> [Exercise goal]: Pull out every line below containing the word "true".

------------------------------------------------

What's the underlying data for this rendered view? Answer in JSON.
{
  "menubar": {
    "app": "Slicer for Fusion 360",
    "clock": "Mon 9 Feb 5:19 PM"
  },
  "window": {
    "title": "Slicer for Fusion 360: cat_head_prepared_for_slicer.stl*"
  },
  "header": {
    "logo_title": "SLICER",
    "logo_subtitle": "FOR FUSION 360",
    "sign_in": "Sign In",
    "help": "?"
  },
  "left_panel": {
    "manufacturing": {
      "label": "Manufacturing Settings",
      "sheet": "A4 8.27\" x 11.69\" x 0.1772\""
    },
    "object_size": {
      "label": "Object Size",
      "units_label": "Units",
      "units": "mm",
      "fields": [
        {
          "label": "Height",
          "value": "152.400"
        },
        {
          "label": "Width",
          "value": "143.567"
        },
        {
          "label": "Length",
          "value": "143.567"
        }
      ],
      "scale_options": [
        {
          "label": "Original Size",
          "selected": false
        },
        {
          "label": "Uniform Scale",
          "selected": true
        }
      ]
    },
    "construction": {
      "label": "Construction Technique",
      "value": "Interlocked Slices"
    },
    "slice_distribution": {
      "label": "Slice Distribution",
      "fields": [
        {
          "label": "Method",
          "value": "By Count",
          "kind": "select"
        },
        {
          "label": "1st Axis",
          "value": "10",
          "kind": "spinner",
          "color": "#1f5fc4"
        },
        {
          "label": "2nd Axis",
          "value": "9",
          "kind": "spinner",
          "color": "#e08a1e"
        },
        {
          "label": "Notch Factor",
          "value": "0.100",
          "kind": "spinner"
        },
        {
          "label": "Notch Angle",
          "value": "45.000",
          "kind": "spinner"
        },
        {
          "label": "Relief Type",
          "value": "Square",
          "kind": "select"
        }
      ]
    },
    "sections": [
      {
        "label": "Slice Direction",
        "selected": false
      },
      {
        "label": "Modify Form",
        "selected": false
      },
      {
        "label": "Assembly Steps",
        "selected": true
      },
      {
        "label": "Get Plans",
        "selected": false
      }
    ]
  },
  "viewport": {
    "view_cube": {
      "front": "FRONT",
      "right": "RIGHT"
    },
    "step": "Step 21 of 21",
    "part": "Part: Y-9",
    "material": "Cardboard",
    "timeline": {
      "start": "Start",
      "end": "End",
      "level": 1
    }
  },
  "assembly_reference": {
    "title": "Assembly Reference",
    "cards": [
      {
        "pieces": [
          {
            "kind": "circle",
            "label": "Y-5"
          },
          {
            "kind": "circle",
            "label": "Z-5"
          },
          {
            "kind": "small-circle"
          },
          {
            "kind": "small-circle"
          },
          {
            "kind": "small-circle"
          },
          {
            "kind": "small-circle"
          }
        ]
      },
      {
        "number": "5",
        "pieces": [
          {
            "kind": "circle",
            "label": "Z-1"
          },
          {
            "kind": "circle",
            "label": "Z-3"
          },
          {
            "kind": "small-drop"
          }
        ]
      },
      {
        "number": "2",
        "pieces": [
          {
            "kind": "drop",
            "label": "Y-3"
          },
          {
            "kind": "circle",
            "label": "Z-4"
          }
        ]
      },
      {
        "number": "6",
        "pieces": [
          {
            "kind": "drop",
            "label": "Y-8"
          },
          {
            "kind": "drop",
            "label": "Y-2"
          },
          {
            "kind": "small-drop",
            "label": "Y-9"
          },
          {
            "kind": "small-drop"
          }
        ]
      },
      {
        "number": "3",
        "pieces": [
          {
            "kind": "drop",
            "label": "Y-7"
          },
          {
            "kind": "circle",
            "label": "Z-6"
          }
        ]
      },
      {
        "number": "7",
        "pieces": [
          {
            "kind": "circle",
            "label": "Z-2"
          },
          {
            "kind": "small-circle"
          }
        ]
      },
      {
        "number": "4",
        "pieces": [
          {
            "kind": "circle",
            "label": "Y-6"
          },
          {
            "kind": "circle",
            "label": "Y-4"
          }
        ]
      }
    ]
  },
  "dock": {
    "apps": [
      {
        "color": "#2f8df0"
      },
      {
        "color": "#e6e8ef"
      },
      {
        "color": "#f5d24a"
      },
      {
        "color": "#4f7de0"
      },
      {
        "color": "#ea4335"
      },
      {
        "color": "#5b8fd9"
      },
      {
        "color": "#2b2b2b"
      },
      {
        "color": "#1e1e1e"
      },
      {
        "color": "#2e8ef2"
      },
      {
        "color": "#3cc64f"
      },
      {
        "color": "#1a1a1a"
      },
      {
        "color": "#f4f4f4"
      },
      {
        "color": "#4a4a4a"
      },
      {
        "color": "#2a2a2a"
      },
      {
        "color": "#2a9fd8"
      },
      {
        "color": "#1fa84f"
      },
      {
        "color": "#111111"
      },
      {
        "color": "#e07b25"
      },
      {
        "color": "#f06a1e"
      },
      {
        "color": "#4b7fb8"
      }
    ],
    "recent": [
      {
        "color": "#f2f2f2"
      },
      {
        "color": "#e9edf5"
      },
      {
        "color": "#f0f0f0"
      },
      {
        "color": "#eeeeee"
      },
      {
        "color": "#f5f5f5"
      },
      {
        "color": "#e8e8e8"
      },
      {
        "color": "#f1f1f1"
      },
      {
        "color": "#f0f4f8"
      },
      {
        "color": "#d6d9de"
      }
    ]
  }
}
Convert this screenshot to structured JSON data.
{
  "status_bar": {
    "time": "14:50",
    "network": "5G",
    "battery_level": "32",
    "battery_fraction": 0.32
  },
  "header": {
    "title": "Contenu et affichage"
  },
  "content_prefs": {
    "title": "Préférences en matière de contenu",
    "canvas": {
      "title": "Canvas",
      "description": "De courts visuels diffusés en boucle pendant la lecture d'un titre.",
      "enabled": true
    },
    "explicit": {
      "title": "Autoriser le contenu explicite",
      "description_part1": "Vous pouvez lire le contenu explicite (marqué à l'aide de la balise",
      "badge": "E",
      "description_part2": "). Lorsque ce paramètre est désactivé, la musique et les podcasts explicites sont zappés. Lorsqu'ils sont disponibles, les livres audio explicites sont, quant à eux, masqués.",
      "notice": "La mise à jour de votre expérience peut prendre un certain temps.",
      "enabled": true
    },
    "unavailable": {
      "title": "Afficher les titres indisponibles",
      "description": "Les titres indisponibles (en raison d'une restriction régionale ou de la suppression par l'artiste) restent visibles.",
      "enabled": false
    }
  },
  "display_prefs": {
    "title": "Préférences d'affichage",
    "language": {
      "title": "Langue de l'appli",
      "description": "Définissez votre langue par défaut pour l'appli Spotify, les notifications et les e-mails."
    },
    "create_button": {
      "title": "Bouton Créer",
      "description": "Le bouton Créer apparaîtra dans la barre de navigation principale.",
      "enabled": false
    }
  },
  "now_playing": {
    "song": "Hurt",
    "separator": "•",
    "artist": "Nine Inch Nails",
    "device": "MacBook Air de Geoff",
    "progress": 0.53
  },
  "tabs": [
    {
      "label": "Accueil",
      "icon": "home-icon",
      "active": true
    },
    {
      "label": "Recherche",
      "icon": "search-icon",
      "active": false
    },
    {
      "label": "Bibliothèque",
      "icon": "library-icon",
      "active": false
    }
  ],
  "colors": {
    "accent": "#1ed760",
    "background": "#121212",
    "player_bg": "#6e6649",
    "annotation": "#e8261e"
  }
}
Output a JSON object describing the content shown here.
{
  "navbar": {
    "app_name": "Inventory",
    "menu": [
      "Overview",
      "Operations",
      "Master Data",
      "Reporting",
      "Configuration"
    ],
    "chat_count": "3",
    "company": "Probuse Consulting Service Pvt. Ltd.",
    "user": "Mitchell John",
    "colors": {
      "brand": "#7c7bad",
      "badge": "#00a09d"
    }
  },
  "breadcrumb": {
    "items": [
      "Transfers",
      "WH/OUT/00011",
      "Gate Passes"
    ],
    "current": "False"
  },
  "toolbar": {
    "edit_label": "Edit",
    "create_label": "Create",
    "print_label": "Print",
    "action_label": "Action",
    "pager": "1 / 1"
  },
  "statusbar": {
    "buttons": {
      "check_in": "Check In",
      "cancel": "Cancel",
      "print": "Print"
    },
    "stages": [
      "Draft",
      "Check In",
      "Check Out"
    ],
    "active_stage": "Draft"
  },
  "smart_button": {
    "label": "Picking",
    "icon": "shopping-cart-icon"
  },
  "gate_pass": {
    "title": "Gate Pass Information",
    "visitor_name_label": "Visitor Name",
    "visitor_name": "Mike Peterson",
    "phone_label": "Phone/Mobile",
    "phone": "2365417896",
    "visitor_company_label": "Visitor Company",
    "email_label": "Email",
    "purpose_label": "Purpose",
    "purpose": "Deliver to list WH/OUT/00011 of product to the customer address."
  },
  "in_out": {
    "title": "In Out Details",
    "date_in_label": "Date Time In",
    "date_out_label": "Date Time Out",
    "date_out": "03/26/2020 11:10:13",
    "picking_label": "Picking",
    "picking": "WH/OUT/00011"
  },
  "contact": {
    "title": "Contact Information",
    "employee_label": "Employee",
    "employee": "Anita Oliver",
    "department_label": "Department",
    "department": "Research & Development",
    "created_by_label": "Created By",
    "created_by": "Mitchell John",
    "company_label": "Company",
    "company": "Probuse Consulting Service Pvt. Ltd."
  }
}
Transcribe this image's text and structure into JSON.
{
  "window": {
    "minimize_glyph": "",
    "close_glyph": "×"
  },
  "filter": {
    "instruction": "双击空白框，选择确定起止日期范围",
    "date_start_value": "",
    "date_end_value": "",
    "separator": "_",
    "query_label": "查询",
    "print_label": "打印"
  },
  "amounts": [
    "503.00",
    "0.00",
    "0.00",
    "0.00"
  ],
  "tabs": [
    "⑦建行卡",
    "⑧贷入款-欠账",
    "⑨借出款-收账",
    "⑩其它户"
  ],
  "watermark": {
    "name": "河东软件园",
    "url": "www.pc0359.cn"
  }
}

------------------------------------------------

> [Exercise output]:
          "selected": true
        "selected": true
      "enabled": true
      "enabled": true
      "active": true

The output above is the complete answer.